## WORK ORDER
Please quote the material exactly, every line of it.

## DATA PROVIDED
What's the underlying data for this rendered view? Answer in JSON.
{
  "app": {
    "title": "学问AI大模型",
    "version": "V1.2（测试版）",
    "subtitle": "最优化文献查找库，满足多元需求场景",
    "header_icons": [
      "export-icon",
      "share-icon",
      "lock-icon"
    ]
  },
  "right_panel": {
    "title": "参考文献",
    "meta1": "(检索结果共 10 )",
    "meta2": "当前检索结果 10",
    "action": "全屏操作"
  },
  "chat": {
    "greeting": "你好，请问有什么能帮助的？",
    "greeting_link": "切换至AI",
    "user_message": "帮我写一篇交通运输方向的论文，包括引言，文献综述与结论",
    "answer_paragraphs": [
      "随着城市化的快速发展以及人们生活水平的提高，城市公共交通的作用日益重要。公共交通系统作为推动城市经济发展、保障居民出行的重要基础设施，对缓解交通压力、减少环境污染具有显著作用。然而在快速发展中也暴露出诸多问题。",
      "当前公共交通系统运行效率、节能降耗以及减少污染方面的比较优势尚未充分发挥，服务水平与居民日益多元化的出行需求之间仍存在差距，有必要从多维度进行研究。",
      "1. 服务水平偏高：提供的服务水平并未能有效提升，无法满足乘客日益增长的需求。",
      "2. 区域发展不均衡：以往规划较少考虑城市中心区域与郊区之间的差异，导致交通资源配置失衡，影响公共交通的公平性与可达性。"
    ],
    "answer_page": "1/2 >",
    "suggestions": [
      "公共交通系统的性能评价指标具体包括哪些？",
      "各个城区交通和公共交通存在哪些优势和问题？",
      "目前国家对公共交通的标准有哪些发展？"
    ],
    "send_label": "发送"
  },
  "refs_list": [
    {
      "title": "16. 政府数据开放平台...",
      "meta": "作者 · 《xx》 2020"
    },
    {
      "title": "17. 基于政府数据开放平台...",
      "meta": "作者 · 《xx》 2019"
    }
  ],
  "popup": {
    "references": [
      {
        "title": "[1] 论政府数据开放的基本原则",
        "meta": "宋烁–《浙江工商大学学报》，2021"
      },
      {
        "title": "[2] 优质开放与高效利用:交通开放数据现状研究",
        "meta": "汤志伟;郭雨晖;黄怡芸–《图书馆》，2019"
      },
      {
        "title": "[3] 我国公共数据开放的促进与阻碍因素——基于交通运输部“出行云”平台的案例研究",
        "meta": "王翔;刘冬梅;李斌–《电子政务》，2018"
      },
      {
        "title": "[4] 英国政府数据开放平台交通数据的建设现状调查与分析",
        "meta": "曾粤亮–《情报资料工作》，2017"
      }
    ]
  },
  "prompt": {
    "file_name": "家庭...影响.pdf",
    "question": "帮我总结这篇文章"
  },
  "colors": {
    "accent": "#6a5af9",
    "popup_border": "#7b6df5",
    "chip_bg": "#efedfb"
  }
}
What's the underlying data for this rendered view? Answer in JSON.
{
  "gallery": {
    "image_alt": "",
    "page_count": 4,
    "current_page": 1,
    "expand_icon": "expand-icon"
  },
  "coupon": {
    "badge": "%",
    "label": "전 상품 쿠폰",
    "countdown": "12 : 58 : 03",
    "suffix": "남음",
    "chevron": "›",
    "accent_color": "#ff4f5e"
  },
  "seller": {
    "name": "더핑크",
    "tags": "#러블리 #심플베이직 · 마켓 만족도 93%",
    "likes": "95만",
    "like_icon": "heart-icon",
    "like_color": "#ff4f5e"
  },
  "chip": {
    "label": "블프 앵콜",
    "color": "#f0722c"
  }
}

## YOUR SOLUTION
What's the underlying data for this rendered view? Answer in JSON.
{
  "app": {
    "title": "学问AI大模型",
    "version": "V1.2（测试版）",
    "subtitle": "最优化文献查找库，满足多元需求场景",
    "header_icons": [
      "export-icon",
      "share-icon",
      "lock-icon"
    ]
  },
  "right_panel": {
    "title": "参考文献",
    "meta1": "(检索结果共 10 )",
    "meta2": "当前检索结果 10",
    "action": "全屏操作"
  },
  "chat": {
    "greeting": "你好，请问有什么能帮助的？",
    "greeting_link": "切换至AI",
    "user_message": "帮我写一篇交通运输方向的论文，包括引言，文献综述与结论",
    "answer_paragraphs": [
      "随着城市化的快速发展以及人们生活水平的提高，城市公共交通的作用日益重要。公共交通系统作为推动城市经济发展、保障居民出行的重要基础设施，对缓解交通压力、减少环境污染具有显著作用。然而在快速发展中也暴露出诸多问题。",
      "当前公共交通系统运行效率、节能降耗以及减少污染方面的比较优势尚未充分发挥，服务水平与居民日益多元化的出行需求之间仍存在差距，有必要从多维度进行研究。",
      "1. 服务水平偏高：提供的服务水平并未能有效提升，无法满足乘客日益增长的需求。",
      "2. 区域发展不均衡：以往规划较少考虑城市中心区域与郊区之间的差异，导致交通资源配置失衡，影响公共交通的公平性与可达性。"
    ],
    "answer_page": "1/2 >",
    "suggestions": [
      "公共交通系统的性能评价指标具体包括哪些？",
      "各个城区交通和公共交通存在哪些优势和问题？",
      "目前国家对公共交通的标准有哪些发展？"
    ],
    "send_label": "发送"
  },
  "refs_list": [
    {
      "title": "16. 政府数据开放平台...",
      "meta": "作者 · 《xx》 2020"
    },
    {
      "title": "17. 基于政府数据开放平台...",
      "meta": "作者 · 《xx》 2019"
    }
  ],
  "popup": {
    "references": [
      {
        "title": "[1] 论政府数据开放的基本原则",
        "meta": "宋烁–《浙江工商大学学报》，2021"
      },
      {
        "title": "[2] 优质开放与高效利用:交通开放数据现状研究",
        "meta": "汤志伟;郭雨晖;黄怡芸–《图书馆》，2019"
      },
      {
        "title": "[3] 我国公共数据开放的促进与阻碍因素——基于交通运输部“出行云”平台的案例研究",
        "meta": "王翔;刘冬梅;李斌–《电子政务》，2018"
      },
      {
        "title": "[4] 英国政府数据开放平台交通数据的建设现状调查与分析",
        "meta": "曾粤亮–《情报资料工作》，2017"
      }
    ]
  },
  "prompt": {
    "file_name": "家庭...影响.pdf",
    "question": "帮我总结这篇文章"
  },
  "colors": {
    "accent": "#6a5af9",
    "popup_border": "#7b6df5",
    "chip_bg": "#efedfb"
  }
}
What's the underlying data for this rendered view? Answer in JSON.
{
  "gallery": {
    "image_alt": "",
    "page_count": 4,
    "current_page": 1,
    "expand_icon": "expand-icon"
  },
  "coupon": {
    "badge": "%",
    "label": "전 상품 쿠폰",
    "countdown": "12 : 58 : 03",
    "suffix": "남음",
    "chevron": "›",
    "accent_color": "#ff4f5e"
  },
  "seller": {
    "name": "더핑크",
    "tags": "#러블리 #심플베이직 · 마켓 만족도 93%",
    "likes": "95만",
    "like_icon": "heart-icon",
    "like_color": "#ff4f5e"
  },
  "chip": {
    "label": "블프 앵콜",
    "color": "#f0722c"
  }
}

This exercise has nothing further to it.